Investing.com – The dollar moved higher against a basket of major currencies on Tuesday as expectations that the recovery in the U.S. will outstrip other major economies underpinned dollar demand.
The US dollar index, which tracks the performance of the greenback against a basket of six major currencies, was up 0.13% to 88.00, not far from Friday’s four-and-a-half year peaks of 88.31.
The dollar slid in the previous two sessions after Friday’s softer than expected U.S. jobs report prompted a bout of profit taking to lock in gains after the greenbacks recent run higher.
The dollar has rallied over the past two months as broadly stronger economic data fuelled expectations that the Federal Reserve will raise interest rates sometime in 2015.
In contrast, central banks in Japan and the euro zone are likely to stick to a looser monetary policy stance in a bid to spur growth and inflation.
USD/JPY hit fresh seven year highs of 116.10, and was last up 0.90% to 115.87.
The yen fell as speculation that Japan’s government may postpone a planned sales tax increase boosted risk appetite and fuelled strong gains in Asian equities overnight, curbing safe haven demand for the currency.
Data on Tuesday showing that Japan posted an unexpectedly large current account surplus of ¥963 billion in September, boosted by the weaker yen, also supported risk appetite.
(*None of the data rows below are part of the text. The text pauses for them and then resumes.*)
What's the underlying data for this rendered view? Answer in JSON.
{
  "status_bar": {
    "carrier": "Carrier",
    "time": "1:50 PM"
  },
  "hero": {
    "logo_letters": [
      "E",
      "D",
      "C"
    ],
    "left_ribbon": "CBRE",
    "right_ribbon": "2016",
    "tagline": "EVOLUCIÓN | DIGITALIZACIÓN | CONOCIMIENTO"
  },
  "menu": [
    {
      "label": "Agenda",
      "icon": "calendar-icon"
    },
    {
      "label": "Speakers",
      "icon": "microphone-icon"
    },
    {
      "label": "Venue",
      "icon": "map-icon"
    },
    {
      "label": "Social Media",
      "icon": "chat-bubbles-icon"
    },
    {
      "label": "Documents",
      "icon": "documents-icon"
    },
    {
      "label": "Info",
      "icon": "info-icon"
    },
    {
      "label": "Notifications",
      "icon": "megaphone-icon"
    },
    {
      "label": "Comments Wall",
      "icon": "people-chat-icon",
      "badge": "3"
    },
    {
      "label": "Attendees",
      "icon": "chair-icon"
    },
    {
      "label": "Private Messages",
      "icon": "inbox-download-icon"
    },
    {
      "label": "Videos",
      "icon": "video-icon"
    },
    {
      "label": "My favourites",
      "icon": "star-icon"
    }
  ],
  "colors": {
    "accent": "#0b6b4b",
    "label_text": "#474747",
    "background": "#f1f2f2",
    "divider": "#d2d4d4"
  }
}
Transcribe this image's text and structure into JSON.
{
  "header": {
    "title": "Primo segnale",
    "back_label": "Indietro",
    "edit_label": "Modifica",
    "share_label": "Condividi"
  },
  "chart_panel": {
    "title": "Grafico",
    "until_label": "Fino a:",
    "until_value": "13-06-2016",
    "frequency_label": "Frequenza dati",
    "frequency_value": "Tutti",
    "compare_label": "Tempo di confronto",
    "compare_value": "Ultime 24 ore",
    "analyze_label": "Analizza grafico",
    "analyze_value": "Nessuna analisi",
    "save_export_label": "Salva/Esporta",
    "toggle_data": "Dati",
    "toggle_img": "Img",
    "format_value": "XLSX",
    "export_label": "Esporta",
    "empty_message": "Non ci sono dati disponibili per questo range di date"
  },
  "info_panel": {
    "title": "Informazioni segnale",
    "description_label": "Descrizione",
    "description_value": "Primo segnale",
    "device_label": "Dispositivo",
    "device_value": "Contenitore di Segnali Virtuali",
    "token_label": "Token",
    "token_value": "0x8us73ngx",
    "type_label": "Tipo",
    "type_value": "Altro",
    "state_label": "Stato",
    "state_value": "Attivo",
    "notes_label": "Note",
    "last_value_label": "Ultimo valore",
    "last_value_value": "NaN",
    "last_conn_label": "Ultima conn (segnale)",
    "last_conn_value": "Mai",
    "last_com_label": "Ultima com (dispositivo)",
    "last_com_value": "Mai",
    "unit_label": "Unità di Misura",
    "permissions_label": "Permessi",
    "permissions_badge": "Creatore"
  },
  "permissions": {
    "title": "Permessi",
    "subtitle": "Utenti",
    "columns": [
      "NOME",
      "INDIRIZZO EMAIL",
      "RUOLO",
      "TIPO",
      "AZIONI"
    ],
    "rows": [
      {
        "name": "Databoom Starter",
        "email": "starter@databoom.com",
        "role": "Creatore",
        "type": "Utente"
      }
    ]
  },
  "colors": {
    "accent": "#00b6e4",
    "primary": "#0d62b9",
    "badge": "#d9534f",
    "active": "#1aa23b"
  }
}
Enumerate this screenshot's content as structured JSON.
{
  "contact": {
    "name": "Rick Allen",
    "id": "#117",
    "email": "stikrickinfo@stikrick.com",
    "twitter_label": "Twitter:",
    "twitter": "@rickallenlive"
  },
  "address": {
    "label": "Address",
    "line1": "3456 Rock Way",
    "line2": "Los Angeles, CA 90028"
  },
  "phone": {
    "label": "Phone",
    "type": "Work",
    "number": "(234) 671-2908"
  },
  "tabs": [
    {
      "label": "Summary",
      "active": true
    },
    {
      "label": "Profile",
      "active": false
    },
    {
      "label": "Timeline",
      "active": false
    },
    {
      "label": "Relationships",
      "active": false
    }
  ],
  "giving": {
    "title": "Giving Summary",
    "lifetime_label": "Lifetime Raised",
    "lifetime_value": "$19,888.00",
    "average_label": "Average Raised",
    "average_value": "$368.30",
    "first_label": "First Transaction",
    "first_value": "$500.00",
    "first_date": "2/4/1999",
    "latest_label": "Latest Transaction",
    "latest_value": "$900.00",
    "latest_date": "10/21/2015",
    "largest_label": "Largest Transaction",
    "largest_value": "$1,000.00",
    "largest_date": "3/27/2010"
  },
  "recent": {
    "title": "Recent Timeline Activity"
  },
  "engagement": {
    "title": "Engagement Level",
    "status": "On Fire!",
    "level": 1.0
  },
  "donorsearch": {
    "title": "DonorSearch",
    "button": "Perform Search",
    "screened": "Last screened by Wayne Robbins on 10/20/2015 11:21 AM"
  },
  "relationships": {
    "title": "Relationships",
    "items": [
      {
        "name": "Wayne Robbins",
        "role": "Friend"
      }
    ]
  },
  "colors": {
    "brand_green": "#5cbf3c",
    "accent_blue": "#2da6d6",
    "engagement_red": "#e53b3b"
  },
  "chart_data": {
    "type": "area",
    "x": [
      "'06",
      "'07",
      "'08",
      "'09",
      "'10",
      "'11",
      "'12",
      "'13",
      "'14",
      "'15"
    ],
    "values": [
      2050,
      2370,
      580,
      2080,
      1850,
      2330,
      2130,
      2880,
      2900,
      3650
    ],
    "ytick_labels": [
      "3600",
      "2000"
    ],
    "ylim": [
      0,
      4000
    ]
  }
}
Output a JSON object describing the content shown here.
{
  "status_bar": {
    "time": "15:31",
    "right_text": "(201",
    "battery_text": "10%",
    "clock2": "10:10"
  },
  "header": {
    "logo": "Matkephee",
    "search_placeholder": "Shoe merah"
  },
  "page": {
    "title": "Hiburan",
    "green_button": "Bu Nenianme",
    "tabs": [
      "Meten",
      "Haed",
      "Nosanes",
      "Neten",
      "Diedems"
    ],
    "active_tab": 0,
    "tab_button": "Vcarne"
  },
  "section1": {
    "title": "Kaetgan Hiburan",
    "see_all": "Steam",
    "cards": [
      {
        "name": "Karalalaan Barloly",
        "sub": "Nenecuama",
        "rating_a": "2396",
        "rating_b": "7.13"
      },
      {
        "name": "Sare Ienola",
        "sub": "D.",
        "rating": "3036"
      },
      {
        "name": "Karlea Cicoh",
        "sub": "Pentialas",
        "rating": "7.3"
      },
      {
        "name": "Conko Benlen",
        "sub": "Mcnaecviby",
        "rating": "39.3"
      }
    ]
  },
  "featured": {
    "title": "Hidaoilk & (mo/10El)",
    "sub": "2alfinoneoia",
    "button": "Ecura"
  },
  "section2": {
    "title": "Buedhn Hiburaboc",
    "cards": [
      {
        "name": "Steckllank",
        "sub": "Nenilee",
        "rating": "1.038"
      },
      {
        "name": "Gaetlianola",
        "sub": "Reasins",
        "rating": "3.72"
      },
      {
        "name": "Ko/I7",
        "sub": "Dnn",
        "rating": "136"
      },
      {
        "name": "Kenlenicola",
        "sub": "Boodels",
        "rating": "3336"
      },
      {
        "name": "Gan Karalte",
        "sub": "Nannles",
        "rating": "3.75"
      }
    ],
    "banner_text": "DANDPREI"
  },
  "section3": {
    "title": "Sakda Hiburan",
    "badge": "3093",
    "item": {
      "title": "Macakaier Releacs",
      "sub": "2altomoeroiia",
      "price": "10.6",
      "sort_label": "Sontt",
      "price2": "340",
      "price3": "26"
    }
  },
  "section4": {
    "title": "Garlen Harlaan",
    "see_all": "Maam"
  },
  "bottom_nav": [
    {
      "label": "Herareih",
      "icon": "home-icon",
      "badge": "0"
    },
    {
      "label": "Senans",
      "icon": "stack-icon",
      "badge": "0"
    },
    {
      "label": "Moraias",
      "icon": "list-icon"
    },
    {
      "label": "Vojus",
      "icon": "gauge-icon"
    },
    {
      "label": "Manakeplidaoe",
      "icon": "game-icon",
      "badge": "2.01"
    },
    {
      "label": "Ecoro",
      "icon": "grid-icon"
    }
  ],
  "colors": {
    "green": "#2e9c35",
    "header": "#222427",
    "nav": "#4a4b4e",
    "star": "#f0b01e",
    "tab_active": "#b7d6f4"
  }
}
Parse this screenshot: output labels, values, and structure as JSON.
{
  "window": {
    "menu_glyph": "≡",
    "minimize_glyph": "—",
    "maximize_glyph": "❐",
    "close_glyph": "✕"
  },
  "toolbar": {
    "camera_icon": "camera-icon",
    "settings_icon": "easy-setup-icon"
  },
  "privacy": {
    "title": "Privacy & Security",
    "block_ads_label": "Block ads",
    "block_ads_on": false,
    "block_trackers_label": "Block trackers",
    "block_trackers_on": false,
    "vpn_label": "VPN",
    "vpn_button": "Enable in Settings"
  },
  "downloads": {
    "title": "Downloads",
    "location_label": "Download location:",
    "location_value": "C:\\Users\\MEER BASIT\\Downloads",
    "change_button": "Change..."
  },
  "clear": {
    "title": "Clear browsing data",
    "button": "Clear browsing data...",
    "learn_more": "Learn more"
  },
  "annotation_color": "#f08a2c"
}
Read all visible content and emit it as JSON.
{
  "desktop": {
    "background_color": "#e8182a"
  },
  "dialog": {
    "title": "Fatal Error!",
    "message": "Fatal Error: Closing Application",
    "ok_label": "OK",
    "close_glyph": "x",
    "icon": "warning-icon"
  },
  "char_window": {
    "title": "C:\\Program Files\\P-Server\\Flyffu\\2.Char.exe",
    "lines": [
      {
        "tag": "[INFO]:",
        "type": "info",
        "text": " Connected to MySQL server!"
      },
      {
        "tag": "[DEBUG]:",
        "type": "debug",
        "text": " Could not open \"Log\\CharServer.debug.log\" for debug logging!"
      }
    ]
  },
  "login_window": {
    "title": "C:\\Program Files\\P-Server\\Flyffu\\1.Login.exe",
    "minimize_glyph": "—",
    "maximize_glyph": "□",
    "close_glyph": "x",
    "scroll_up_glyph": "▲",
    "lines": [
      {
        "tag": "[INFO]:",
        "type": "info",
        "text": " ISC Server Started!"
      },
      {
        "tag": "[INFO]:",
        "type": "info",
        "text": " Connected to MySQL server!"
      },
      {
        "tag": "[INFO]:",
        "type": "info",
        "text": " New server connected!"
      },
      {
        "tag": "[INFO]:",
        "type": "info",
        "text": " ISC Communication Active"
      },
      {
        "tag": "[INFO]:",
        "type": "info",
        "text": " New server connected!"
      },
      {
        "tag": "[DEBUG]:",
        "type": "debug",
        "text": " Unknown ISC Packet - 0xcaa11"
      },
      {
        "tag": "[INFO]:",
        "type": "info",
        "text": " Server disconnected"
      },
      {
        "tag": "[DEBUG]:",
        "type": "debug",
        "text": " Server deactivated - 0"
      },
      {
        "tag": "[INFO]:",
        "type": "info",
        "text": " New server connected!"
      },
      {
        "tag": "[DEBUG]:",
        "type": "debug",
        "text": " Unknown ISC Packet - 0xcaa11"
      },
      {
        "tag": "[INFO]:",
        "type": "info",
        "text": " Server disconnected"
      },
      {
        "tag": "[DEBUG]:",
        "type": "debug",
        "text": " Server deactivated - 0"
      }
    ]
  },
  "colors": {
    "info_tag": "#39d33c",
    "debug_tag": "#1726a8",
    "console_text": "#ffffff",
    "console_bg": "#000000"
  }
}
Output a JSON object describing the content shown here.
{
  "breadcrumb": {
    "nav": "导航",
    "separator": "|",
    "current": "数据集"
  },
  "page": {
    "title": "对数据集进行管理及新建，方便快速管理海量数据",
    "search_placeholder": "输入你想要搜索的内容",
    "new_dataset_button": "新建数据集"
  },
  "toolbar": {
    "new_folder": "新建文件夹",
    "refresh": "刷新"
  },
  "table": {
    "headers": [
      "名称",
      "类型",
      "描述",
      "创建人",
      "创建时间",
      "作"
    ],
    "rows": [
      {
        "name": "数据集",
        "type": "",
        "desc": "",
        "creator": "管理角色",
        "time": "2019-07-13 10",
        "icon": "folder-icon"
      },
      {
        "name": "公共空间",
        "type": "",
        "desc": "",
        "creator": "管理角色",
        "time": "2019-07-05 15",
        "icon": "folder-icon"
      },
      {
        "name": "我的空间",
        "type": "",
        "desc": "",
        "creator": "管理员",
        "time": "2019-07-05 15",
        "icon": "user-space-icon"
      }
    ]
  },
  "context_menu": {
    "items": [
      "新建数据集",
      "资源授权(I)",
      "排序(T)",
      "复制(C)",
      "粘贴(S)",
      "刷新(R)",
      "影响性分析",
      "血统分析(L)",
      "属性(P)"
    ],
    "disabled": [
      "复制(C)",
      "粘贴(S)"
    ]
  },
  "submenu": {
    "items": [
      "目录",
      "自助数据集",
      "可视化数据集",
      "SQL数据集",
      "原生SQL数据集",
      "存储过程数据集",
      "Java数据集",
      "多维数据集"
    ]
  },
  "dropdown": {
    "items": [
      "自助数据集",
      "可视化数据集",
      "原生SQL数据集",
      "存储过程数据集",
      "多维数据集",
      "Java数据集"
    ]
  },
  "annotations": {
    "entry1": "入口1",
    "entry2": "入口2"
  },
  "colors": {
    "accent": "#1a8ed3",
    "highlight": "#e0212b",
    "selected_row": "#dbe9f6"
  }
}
EUR/USD was little changed at 1.2425, not far from last Friday’s 26-month lows of 1.2356.
Elsewhere, the dollar was lower against the pound, with GBP/USD rising 0.18% to 1.5868, while USD/CHF edged down to 0.9675.
The Australian and New Zealand dollars pushed higher, with AUD/USD easing up 0.16% to 0.8633 and NZD/USD rising 0.17% to 0.7759. USD/CAD was flat at 1.1379.
Also Tuesday, the Russian rouble fell against the dollar, reversing a rally one day after the country’s central bank said it had abandoned the rouble’s trading corridor and would allow the currency to float freely.
The rouble has fallen sharply this year, pressured lower by a combination of sanctions imposed on Russia by the West over the crisis in eastern Ukraine and steep declines in global oil prices.